__Your goal__: Would you write out all of the records that follow, exactly as they stand?

__Items from an interface collection__:
_ _ _ _ _

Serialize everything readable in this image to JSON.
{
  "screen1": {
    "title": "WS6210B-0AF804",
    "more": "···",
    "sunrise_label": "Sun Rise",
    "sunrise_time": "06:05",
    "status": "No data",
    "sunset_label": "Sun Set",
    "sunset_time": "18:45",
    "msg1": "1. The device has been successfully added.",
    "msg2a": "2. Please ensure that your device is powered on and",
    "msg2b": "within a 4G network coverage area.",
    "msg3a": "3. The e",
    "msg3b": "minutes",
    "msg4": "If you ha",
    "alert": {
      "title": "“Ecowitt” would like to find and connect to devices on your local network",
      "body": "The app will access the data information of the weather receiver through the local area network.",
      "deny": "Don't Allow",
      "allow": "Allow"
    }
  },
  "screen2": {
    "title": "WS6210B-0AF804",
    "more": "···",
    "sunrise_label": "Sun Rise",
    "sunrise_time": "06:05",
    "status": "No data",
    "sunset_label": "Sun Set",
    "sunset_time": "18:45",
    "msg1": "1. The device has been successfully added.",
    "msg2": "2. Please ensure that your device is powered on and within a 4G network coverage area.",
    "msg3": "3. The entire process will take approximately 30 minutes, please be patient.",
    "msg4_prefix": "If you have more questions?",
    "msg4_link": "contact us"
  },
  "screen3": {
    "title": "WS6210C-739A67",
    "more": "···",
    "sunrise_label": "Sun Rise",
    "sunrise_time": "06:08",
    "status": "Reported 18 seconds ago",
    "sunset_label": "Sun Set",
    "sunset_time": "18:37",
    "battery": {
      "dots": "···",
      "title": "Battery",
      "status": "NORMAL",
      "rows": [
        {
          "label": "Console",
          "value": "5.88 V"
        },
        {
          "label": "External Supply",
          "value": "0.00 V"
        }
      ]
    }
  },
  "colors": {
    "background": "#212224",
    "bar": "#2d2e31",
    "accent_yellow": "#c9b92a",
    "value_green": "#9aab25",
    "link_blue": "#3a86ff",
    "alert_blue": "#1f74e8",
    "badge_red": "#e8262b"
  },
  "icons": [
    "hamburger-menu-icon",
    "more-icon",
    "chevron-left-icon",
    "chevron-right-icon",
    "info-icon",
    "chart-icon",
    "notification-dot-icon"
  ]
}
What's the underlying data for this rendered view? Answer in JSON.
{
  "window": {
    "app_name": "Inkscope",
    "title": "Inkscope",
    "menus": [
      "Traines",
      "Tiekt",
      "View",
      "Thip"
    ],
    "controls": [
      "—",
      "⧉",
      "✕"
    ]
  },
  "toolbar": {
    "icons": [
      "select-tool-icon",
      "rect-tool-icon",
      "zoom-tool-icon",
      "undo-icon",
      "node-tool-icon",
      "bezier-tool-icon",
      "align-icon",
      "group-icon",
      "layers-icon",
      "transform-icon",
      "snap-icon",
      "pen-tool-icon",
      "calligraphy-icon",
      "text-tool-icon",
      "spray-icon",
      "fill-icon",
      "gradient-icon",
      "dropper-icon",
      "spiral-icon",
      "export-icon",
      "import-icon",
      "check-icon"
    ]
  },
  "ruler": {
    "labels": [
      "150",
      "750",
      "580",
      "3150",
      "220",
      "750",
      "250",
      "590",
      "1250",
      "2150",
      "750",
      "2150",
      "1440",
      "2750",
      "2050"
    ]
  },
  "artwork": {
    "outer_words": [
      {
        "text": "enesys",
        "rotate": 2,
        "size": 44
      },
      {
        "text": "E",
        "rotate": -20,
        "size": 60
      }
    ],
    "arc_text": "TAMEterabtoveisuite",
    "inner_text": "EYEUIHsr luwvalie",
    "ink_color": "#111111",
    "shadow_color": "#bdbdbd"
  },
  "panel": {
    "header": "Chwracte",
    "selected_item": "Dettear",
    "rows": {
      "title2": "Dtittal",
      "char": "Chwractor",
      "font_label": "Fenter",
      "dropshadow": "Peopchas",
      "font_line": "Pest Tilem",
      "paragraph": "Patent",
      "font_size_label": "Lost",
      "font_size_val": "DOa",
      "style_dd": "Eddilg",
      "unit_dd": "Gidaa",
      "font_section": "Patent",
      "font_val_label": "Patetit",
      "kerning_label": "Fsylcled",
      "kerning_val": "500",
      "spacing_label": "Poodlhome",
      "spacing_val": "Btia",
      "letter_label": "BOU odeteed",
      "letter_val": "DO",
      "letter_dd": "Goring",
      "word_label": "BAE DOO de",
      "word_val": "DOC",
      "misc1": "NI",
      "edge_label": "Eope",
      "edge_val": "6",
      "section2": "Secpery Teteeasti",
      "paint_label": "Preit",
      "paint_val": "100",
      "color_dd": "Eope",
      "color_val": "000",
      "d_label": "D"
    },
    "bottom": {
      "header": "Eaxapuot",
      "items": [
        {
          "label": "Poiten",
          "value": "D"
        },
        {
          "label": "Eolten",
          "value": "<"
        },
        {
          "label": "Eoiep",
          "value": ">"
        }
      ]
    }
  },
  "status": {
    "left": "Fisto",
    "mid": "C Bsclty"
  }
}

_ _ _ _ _

__Response below__:
Serialize everything readable in this image to JSON.
{
  "screen1": {
    "title": "WS6210B-0AF804",
    "more": "···",
    "sunrise_label": "Sun Rise",
    "sunrise_time": "06:05",
    "status": "No data",
    "sunset_label": "Sun Set",
    "sunset_time": "18:45",
    "msg1": "1. The device has been successfully added.",
    "msg2a": "2. Please ensure that your device is powered on and",
    "msg2b": "within a 4G network coverage area.",
    "msg3a": "3. The e",
    "msg3b": "minutes",
    "msg4": "If you ha",
    "alert": {
      "title": "“Ecowitt” would like to find and connect to devices on your local network",
      "body": "The app will access the data information of the weather receiver through the local area network.",
      "deny": "Don't Allow",
      "allow": "Allow"
    }
  },
  "screen2": {
    "title": "WS6210B-0AF804",
    "more": "···",
    "sunrise_label": "Sun Rise",
    "sunrise_time": "06:05",
    "status": "No data",
    "sunset_label": "Sun Set",
    "sunset_time": "18:45",
    "msg1": "1. The device has been successfully added.",
    "msg2": "2. Please ensure that your device is powered on and within a 4G network coverage area.",
    "msg3": "3. The entire process will take approximately 30 minutes, please be patient.",
    "msg4_prefix": "If you have more questions?",
    "msg4_link": "contact us"
  },
  "screen3": {
    "title": "WS6210C-739A67",
    "more": "···",
    "sunrise_label": "Sun Rise",
    "sunrise_time": "06:08",
    "status": "Reported 18 seconds ago",
    "sunset_label": "Sun Set",
    "sunset_time": "18:37",
    "battery": {
      "dots": "···",
      "title": "Battery",
      "status": "NORMAL",
      "rows": [
        {
          "label": "Console",
          "value": "5.88 V"
        },
        {
          "label": "External Supply",
          "value": "0.00 V"
        }
      ]
    }
  },
  "colors": {
    "background": "#212224",
    "bar": "#2d2e31",
    "accent_yellow": "#c9b92a",
    "value_green": "#9aab25",
    "link_blue": "#3a86ff",
    "alert_blue": "#1f74e8",
    "badge_red": "#e8262b"
  },
  "icons": [
    "hamburger-menu-icon",
    "more-icon",
    "chevron-left-icon",
    "chevron-right-icon",
    "info-icon",
    "chart-icon",
    "notification-dot-icon"
  ]
}
What's the underlying data for this rendered view? Answer in JSON.
{
  "window": {
    "app_name": "Inkscope",
    "title": "Inkscope",
    "menus": [
      "Traines",
      "Tiekt",
      "View",
      "Thip"
    ],
    "controls": [
      "—",
      "⧉",
      "✕"
    ]
  },
  "toolbar": {
    "icons": [
      "select-tool-icon",
      "rect-tool-icon",
      "zoom-tool-icon",
      "undo-icon",
      "node-tool-icon",
      "bezier-tool-icon",
      "align-icon",
      "group-icon",
      "layers-icon",
      "transform-icon",
      "snap-icon",
      "pen-tool-icon",
      "calligraphy-icon",
      "text-tool-icon",
      "spray-icon",
      "fill-icon",
      "gradient-icon",
      "dropper-icon",
      "spiral-icon",
      "export-icon",
      "import-icon",
      "check-icon"
    ]
  },
  "ruler": {
    "labels": [
      "150",
      "750",
      "580",
      "3150",
      "220",
      "750",
      "250",
      "590",
      "1250",
      "2150",
      "750",
      "2150",
      "1440",
      "2750",
      "2050"
    ]
  },
  "artwork": {
    "outer_words": [
      {
        "text": "enesys",
        "rotate": 2,
        "size": 44
      },
      {
        "text": "E",
        "rotate": -20,
        "size": 60
      }
    ],
    "arc_text": "TAMEterabtoveisuite",
    "inner_text": "EYEUIHsr luwvalie",
    "ink_color": "#111111",
    "shadow_color": "#bdbdbd"
  },
  "panel": {
    "header": "Chwracte",
    "selected_item": "Dettear",
    "rows": {
      "title2": "Dtittal",
      "char": "Chwractor",
      "font_label": "Fenter",
      "dropshadow": "Peopchas",
      "font_line": "Pest Tilem",
      "paragraph": "Patent",
      "font_size_label": "Lost",
      "font_size_val": "DOa",
      "style_dd": "Eddilg",
      "unit_dd": "Gidaa",
      "font_section": "Patent",
      "font_val_label": "Patetit",
      "kerning_label": "Fsylcled",
      "kerning_val": "500",
      "spacing_label": "Poodlhome",
      "spacing_val": "Btia",
      "letter_label": "BOU odeteed",
      "letter_val": "DO",
      "letter_dd": "Goring",
      "word_label": "BAE DOO de",
      "word_val": "DOC",
      "misc1": "NI",
      "edge_label": "Eope",
      "edge_val": "6",
      "section2": "Secpery Teteeasti",
      "paint_label": "Preit",
      "paint_val": "100",
      "color_dd": "Eope",
      "color_val": "000",
      "d_label": "D"
    },
    "bottom": {
      "header": "Eaxapuot",
      "items": [
        {
          "label": "Poiten",
          "value": "D"
        },
        {
          "label": "Eolten",
          "value": "<"
        },
        {
          "label": "Eoiep",
          "value": ">"
        }
      ]
    }
  },
  "status": {
    "left": "Fisto",
    "mid": "C Bsclty"
  }
}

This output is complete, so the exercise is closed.